For drivetrain gearboxes: no. See above explanations. However, technically there is a case where you are correct: if they are both connected to separate, mechanically-linked, non-backdriveable gearboxes.

The motors don’t damage each other in a normal setup because the faster motor pushes the slower motor a bit and the slower motor pulls on the faster one until they find an equilibrium. That will give you slightly different current draws in the two motors, but overall it’s not a problem.

However, if they are connected to separate, mechanically-linked, non-backdriveable gearboxes, they will not be able to find an equilibrium because the extra speed from the faster motor cannot pull on the slower one and vice versa. I honestly don’t know what would happen in this case, just that it will not be pretty and something will end up breaking. This is a very rare case for manipulators, and is non-existent in drivetrain gearboxes.

Yep. Good points. And if you actually had a CIM and a miniCIM on each gearbox in swerve, that’s 12 motors which leaves you very little to do much else. I guess the only real reason to do it would be to do 2 CIMs and a miniCIM or a CIM and 2 miniCIMs in a 3 CIM gearbox. That would would give you 5.3 CIM or 4.7 CIM of power while reducing weight. Overall it’s still a very niche case and probably wouldn’t be done much.

You’re right about the thermal mass, if all 3 motors are working equally, the mini CIM will get hotter because it’s physically smaller but in this case, the mini CIM will always be “trying to go faster” or another way to say it “works harder”. The Kv of the motors are different. No matter what voltage is applied to the motors the mini CIM will always attempt to run faster than the CIMs. This will “push” the CIMs at free speed with no friction. This does’t mean that the CIMs do nothing. All motors apply power to the common output just the mini CIM is doing more than his fair share. In this case, not enough to matter.

I understand why it works to run motors with mismatched speeds and I know that’s what Copioli recommends, but I’m not 100% clear on why he recommends it. If you use an 11t gear on a miniCIM and a 12t gear on a CIM, you get a 0.4% difference in speeds (according to motors.vex.com). If you use the same gear for both, you get a ~10% difference. I know it’s not necessary, but wouldn’t matching the speeds closer give you a more efficient system? Maybe someone can explain the logic that I’m missing here.

The motors are not running under zero load, though. According to Paul Copioli, the CIM and Mini-CIM match speeds at about 15% load.

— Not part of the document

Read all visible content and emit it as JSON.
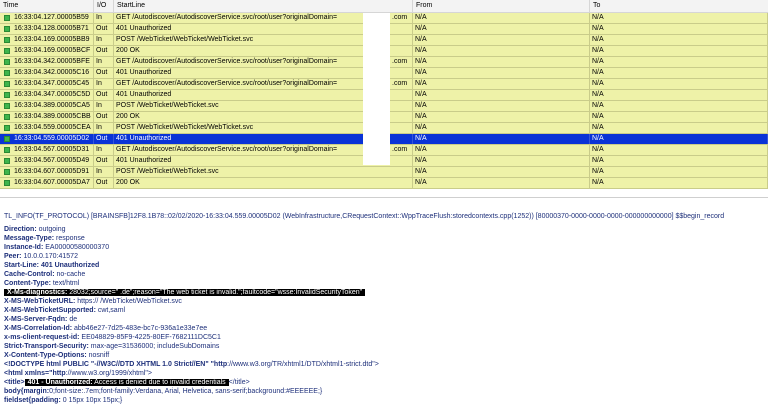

At higher loads, the CIM will be “pushing” the mini-CIM.

*Plot the 12 volt torque vs speed lines for CIM and mini on the same graph and it answers a lot of your questions.

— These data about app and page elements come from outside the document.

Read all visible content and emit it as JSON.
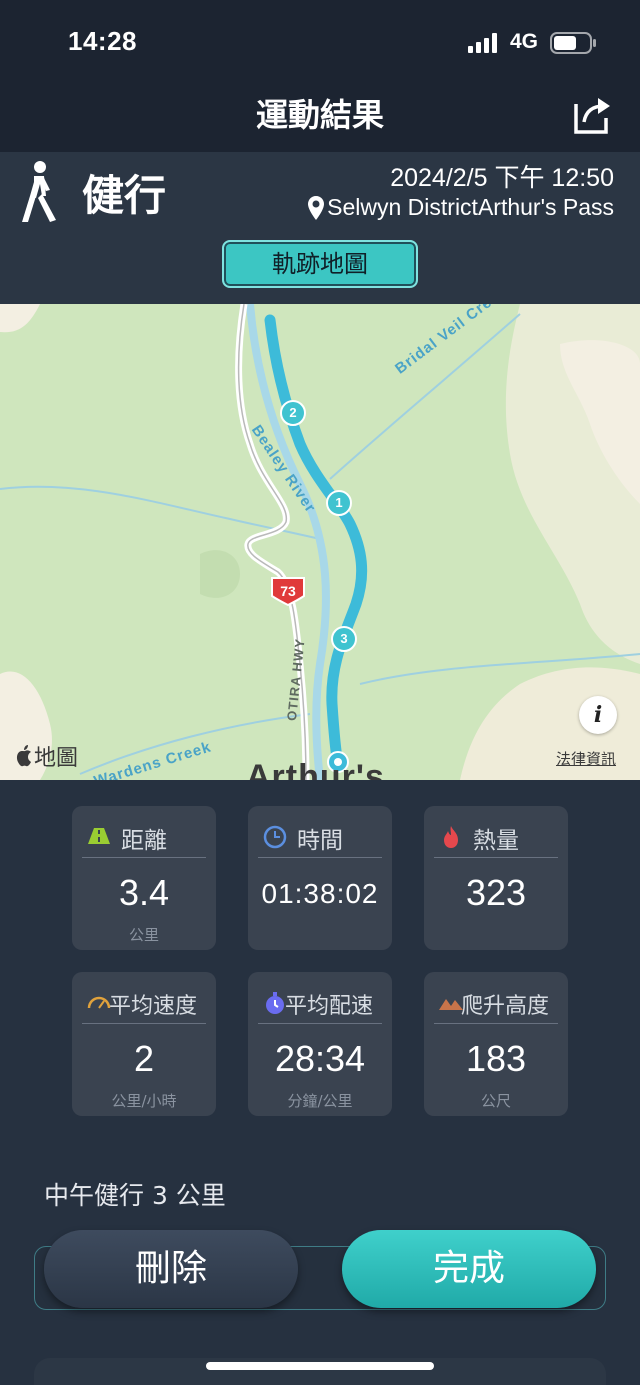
{
  "status": {
    "time": "14:28",
    "network": "4G"
  },
  "nav": {
    "title": "運動結果",
    "share_icon": "share-icon"
  },
  "activity": {
    "type": "健行",
    "date": "2024/2/5 下午 12:50",
    "location": "Selwyn DistrictArthur's Pass",
    "map_tab": "軌跡地圖"
  },
  "map": {
    "labels": {
      "creek_top": "Bridal Veil Creek",
      "river": "Bealey River",
      "highway": "OTIRA HWY",
      "creek_bottom": "Wardens Creek",
      "place": "Arthur's"
    },
    "route_number": "73",
    "markers": [
      "2",
      "1",
      "3"
    ],
    "logo": "地圖",
    "legal": "法律資訊",
    "info": "i"
  },
  "stats": [
    {
      "label": "距離",
      "value": "3.4",
      "unit": "公里",
      "icon": "road-icon",
      "icon_color": "#9acd32"
    },
    {
      "label": "時間",
      "value": "01:38:02",
      "unit": "",
      "icon": "clock-icon",
      "icon_color": "#5b8fe0"
    },
    {
      "label": "熱量",
      "value": "323",
      "unit": "",
      "icon": "flame-icon",
      "icon_color": "#e5484d"
    },
    {
      "label": "平均速度",
      "value": "2",
      "unit": "公里/小時",
      "icon": "speedometer-icon",
      "icon_color": "#e0a23c"
    },
    {
      "label": "平均配速",
      "value": "28:34",
      "unit": "分鐘/公里",
      "icon": "stopwatch-icon",
      "icon_color": "#6a6cf0"
    },
    {
      "label": "爬升高度",
      "value": "183",
      "unit": "公尺",
      "icon": "mountain-icon",
      "icon_color": "#c8744a"
    }
  ],
  "activity_name": "中午健行 3 公里",
  "buttons": {
    "delete": "刪除",
    "done": "完成"
  },
  "colors": {
    "accent": "#3cc6c3",
    "background": "#263140",
    "card": "#3a4350"
  }
}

At full throttle (12V) the CIM and mini torques are equal at ~4,440 rpm.

The CIM has higher torque at higher loads, but it never “pushes” the mini. The mini is always contributing torque.


This season, we used a 1 CIM 1 775 Pro per side on our drivetrain all season and got away with it. For our next event, we were able to redesign parts of our robot allowing us the weight to add more motors.
In 2010, we had one of the best pushing robots in FRC that year, running only a 1 CIM 1 AM planetary FP motor on each side due to weight constraints.

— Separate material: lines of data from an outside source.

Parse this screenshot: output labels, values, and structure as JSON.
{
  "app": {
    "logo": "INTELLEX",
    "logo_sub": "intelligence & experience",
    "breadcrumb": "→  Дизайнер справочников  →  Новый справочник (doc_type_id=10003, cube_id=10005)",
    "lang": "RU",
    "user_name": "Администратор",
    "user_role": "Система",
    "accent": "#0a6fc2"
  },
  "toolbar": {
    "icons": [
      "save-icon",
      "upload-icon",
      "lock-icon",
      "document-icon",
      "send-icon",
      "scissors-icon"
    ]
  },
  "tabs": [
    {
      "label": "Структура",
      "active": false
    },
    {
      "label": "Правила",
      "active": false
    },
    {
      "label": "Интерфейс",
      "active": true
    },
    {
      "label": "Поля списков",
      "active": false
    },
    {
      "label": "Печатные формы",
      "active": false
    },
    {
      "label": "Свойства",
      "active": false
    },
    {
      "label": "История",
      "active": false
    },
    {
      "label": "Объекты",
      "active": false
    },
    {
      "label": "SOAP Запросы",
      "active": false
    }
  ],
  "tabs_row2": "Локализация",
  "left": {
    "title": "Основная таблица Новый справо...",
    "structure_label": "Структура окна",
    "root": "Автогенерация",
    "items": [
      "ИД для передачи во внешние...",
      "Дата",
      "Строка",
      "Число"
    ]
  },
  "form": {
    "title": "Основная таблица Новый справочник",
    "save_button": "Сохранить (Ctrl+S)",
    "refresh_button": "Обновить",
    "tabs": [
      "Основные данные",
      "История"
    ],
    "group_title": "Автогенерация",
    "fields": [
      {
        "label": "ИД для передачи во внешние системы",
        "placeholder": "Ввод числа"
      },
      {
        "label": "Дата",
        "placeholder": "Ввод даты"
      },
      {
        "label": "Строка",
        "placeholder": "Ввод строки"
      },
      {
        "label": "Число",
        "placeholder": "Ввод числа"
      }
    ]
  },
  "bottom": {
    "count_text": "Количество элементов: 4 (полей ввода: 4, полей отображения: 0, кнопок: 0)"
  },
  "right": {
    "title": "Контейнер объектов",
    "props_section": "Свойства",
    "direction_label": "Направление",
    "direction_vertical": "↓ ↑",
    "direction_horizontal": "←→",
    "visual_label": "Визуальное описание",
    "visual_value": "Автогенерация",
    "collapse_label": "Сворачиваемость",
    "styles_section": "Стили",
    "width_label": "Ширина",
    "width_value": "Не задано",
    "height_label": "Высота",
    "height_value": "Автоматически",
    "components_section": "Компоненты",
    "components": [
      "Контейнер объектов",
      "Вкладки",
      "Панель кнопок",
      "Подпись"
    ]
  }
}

Here’s a spreadsheet to show the behavior of arbitrary combinations of motors given arbitrary torque loads. See the “notes” tab for the math.

Even if the motors are geared off a bit, they’ll both still contribute power. The trick is balancing the power contributions of the motors at a useful operating point (not necessarily free speed).


Is it safe to say that at CIM + mini free speed, the mini is pushing the CIM. Between CIM + mini free speed and CIM free speed the mini is contributing more than it’s far share. Anything less than CIM free speed everyone’s all in. If so, I stand corrected.